Rhonda drove toward the pier at her usual breakneck speed, with her high beams on. There were no other cars on the street and the windows of all the houses were dark. She wasn’t running her siren.
“What do you know?” I asked her.
“The phones are working again. Someone from the house called it in about a half hour ago.”
“Accident? Murder? Suicide?” my employer asked from the back seat.
“Knifed. Dead. That’s all I know.”
“On the deck, or at least that’s where the body was found.”
She drove onto the pier and pulled up next to a ramp where a deputy stood waiting. “Come on” Rhonda said and we followed her down the ramp to the floating platform where the boat was tied up. There were gaps between the rough planks where the water was visible.

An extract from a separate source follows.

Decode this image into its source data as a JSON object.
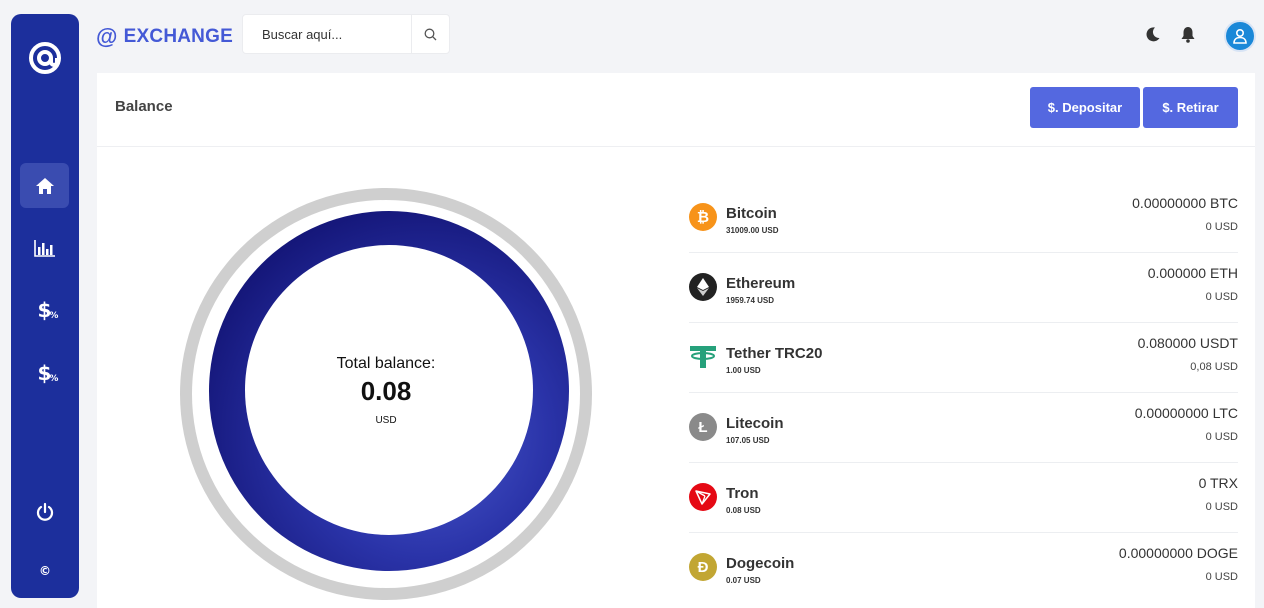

A man stood at the controls (if that’s the right term — I don’t know anything about boats). I walked slowly down the ramp, with my employer behind me. She was walking carefully, holding onto the rope railing, but the uneven surface and the tilt and the motion from the water made it difficult for her to keep her footing.
Not that I was gliding along with sure-footed grace and elegance either.

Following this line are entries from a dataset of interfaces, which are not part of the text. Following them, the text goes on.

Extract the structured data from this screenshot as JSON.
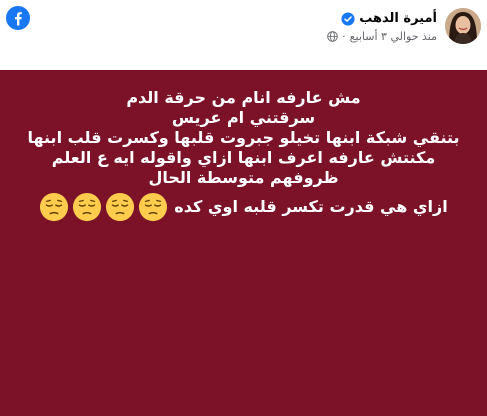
{
  "header": {
    "author_name": "أميرة الدهب",
    "timestamp": "منذ حوالي ٣ أسابيع",
    "colors": {
      "brand": "#1877f2",
      "name": "#050505",
      "meta": "#65676b"
    },
    "icons": {
      "logo": "facebook-logo-icon",
      "verified": "verified-badge-icon",
      "audience": "globe-icon"
    }
  },
  "post": {
    "background_color": "#7b1228",
    "text_color": "#ffffff",
    "lines": [
      "مش عارفه انام من حرقة الدم",
      "سرقتني ام عريس",
      "بتنقي شبكة ابنها تخيلو جبروت قلبها وكسرت قلب ابنها",
      "مكنتش عارفه اعرف ابنها ازاي واقوله ايه ع العلم",
      "ظروفهم متوسطة الحال"
    ],
    "last_line_text": "ازاي هي قدرت تكسر قلبه اوي كده",
    "last_line_emoji": "😔😔😔😔",
    "emoji_icon": "pensive-face-icon"
  }
}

On the platform, there was a wooden box with three steps, to get us up onto the deck of the boat. There was no railing to hold onto, and my employer looked at me, giving me silent permission to help her. I got up to the top step, and then I turned and held out my hand. She gripped it firmly and climbed one careful step at a time.

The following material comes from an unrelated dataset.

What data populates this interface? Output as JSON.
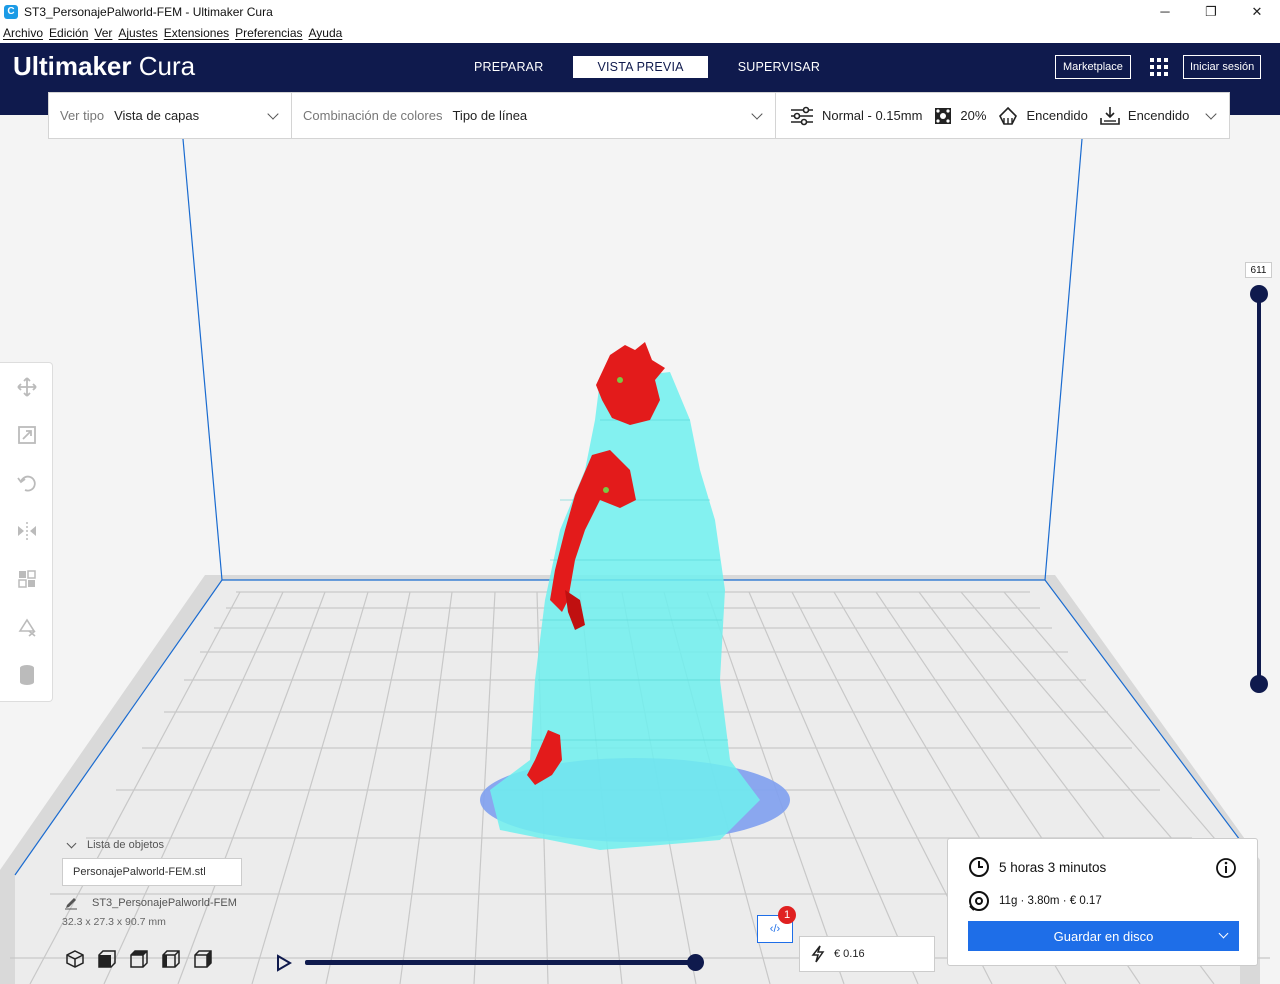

As she reached the top step, I moved backward onto the deck of the boat, and then I helped her over the gunwale (I had to look that word up) so she was beside me.
She gave my hand a quick squeeze before releasing it.
Rhonda and the deputy cast off the lines and we were off. The boat was compact, with a small cabin in the front, surrounded by windows, where the pilot was. There was a narrow door beside him which probably led to a tiny indoor sleeping area.
In the rear (aft? stern?) there was a high seat, facing the back of the boat, which looked like it was intended for serious fishing activities. It had a seat belt and shoulder straps.
The sea was a little choppy, and we were moving fast. A big light on the bow illuminated the water in front of us, but otherwise it was dark, and the wind would have made conversation difficult, so we didn’t bother.
My employer was sitting on a small bench, holding onto the boat with one hand and her cane with the other. Her hair whipped around her narrow face, and a couple of times she had to wipe salt spray from her glasses with her sleeve. Her expression was neutral.
If you wanted to travel by car (or jitney) from the town center to the college campus, and then from there to Heron Island, you had to go the long way around, by the highway, because there was an inlet between the two land masses which ran right up to the highway.
By the water, though, it was only a few minutes from the town pier to Heron Island.
During that brief trip, I was torn between two topics I could have been fretting about, knowing I probably wouldn’t have enough time to thoroughly worry about both of them.
Should I use my limited time to wonder why Rhonda had come to get us in the first place? Or should I wonder where we’d be landing, and would I be able to get my employer out of the boat and onto dry land with at least some of her dignity intact? (And would we have to tackle those stairs from the beach up to Heron House?)
I hadn’t made any real progress on either question when I heard the motors slow and we pulled up to a small pier. The land around it seemed deserted — I didn’t see any buildings or lights.
The pier stuck out into the water only about twelve or fifteen feet, just one series of unsteady-looking planks and a couple of big vertical pilings. There were no other boats.
We pulled up alongside the pier and the deputy tied us up.
Rhonda got up onto the little pier somewhat more awkwardly than the deputy had. We were bobbing up and down in the water, and I knew that my employer was not likely to make it to the little dock by herself without ending up in the sea.
The deputy was up on the beach already, talking on the radio, facing away from us, so I motioned for Rhonda to turn around. Then, when no eyes were on us, I scooped my employer up in my arms and got her safely onto the pier. She weighed next to nothing, so this was quick and easy.
Rhonda led us through the trees (she and the deputy had brought flashlights, fortunately) and onto a familiar-looking “road” that took us up a hill and around a bend to Heron House. All the lights in the house seemed to be on — they were the only lights I could see anywhere.